Reading a Spark Plug
Inspect the engine's spark plugs if there is a misfire, dead cylinder, or if there is a suspected mechanical failure. It is one of the first places to look when there is a problem with drivability. A spark plug can be a great indicator of what is going on inside the engine's combustion chamber. It can indicate if there is a rich or lean air-fuel ratio. It shows if oil or coolant is leaking into the cylinder.
Normal Wear: A light tan or light gray colored spark plug tip is considered normal. Today's fuel-injected engines usually turn the tip a light gray color. The center electrode should be square, not rounded; this is because spark readily jumps off a square edge.
Rich Fuel Condition: Black flakey soot around the tip and electrode indicates a rich air-fuel ratio. A dripping fuel injector results in a wet spark plug tip that smells like raw fuel.
Oil Control Condition: Black carbon or thick light brown crusty deposits indicate an oil control problem. A bad valve, valve seals, or worn piston rings result in oil burning in the combustion chamber and black carbon deposits on the spark plug tip.
Lean Fuel Condition: White carbon deposits around the electrodes and tip indicate a lean fuel condition. Overheating the spark plug results in a glazed or glossy tip.

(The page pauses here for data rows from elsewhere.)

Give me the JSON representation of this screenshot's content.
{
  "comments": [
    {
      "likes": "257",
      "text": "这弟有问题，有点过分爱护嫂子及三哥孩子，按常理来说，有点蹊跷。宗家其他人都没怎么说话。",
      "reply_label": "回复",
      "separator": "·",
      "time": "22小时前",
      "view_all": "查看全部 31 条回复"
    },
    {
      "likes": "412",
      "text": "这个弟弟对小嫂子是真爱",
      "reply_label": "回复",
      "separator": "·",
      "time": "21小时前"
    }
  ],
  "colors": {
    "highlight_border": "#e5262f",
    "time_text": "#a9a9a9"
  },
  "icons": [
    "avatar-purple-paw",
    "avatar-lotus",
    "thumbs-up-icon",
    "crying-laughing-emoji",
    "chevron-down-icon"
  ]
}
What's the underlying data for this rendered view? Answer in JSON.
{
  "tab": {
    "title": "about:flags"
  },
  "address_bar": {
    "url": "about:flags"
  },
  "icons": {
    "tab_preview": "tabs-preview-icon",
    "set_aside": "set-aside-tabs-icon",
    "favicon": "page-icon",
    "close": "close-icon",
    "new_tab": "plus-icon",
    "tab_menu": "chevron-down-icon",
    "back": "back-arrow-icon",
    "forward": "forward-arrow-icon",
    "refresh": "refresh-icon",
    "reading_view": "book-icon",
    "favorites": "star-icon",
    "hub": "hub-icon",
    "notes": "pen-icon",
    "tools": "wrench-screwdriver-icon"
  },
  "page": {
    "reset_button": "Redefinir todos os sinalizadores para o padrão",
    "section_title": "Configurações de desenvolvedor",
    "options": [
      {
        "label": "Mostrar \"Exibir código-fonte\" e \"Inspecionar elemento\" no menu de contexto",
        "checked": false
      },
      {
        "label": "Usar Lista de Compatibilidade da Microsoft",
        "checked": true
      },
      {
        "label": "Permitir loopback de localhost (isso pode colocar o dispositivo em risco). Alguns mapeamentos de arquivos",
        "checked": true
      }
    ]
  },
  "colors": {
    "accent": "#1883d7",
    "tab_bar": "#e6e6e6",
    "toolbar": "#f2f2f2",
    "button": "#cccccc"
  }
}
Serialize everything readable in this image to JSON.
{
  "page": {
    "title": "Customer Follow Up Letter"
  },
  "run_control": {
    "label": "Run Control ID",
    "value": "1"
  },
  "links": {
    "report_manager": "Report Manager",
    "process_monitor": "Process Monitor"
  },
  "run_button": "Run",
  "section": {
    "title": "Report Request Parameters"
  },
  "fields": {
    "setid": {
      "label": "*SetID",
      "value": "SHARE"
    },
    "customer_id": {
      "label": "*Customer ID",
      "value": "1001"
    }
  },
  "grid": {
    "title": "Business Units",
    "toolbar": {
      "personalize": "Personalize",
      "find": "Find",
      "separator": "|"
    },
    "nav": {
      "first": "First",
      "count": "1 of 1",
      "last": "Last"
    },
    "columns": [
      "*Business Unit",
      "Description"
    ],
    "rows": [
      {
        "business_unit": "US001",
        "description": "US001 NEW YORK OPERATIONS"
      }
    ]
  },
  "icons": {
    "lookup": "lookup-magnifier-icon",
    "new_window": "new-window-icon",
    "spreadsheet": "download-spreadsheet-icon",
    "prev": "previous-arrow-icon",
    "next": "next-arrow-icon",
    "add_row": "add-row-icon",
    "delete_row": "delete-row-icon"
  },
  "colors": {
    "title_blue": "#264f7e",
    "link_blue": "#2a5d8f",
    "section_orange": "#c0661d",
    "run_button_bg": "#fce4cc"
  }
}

Detonation: Detonation causes damage to the white electrode insulator. Always use fuel that contains the proper octane and make sure the EGR system is functioning correctly.